» Work instructions
Nothing but a number is wanted here: the count of lines in the data holding the word "screenshot".

=-=-=

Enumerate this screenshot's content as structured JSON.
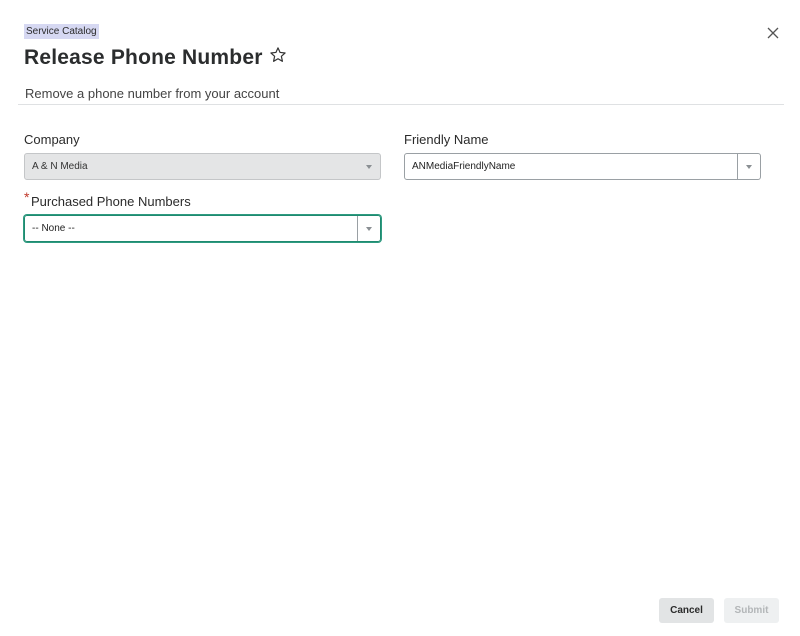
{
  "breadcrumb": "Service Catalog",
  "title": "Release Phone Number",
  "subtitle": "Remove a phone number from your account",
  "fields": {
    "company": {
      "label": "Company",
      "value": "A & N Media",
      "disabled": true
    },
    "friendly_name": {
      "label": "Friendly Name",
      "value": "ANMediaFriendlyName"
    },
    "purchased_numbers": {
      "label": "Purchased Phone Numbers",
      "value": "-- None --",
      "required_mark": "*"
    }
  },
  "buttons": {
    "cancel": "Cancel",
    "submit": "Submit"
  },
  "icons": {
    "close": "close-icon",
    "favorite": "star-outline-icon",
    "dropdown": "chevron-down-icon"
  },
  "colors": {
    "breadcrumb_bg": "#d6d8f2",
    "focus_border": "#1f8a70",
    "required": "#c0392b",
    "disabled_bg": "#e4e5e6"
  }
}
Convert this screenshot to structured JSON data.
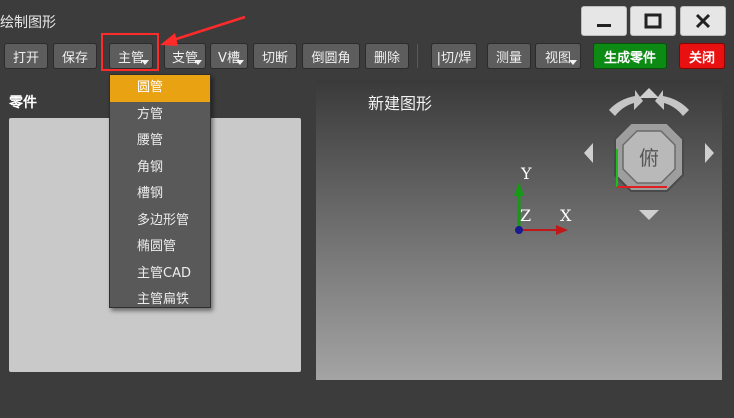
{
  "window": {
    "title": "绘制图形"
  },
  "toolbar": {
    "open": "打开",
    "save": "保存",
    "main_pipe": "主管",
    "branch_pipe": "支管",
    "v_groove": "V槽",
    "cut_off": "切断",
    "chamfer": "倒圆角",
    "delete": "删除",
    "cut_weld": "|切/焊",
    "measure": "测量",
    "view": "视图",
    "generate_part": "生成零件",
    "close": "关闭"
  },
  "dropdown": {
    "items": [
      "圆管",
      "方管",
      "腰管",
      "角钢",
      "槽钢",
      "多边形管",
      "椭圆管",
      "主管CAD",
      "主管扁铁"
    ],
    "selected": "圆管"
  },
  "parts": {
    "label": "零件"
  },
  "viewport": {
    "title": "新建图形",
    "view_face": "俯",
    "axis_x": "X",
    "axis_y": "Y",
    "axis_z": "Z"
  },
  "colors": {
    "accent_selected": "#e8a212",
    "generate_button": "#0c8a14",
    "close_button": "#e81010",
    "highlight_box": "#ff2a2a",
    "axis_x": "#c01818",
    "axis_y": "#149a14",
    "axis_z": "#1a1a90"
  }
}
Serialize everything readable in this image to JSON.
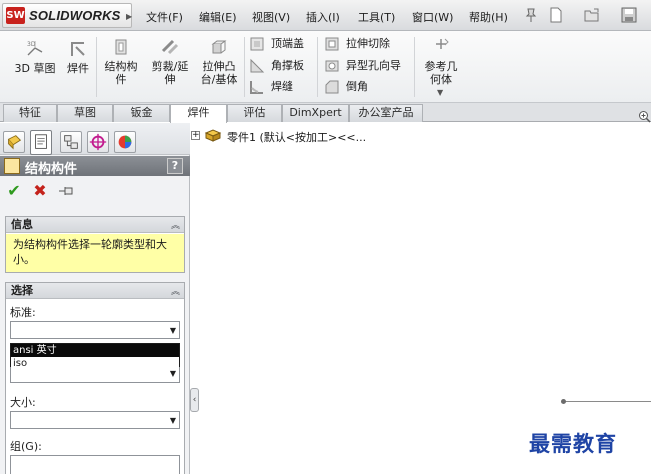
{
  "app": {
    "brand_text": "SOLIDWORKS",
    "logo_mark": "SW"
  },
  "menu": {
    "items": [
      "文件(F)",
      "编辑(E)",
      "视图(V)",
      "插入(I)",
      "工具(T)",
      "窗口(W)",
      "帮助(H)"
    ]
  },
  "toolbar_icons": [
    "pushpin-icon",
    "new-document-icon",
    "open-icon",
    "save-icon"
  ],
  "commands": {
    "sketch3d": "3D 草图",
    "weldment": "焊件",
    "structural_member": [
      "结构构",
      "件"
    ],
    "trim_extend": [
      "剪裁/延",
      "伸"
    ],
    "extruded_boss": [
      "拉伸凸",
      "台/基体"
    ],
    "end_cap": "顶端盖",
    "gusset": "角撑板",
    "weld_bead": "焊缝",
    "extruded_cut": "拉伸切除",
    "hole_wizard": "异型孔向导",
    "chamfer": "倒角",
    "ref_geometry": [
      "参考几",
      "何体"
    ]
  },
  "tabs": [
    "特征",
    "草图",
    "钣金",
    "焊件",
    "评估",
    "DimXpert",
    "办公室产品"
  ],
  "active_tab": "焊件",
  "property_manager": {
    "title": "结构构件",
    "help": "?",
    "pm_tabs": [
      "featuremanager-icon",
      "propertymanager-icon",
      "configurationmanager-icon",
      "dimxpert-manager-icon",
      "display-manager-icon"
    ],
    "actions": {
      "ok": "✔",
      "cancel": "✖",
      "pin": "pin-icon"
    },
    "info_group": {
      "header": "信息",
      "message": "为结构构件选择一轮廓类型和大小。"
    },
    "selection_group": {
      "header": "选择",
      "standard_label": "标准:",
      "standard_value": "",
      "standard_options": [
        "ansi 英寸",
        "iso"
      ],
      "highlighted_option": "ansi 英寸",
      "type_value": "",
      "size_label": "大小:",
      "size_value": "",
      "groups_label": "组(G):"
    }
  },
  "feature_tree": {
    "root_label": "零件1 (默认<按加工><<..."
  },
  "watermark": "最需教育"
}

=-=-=

» Result
2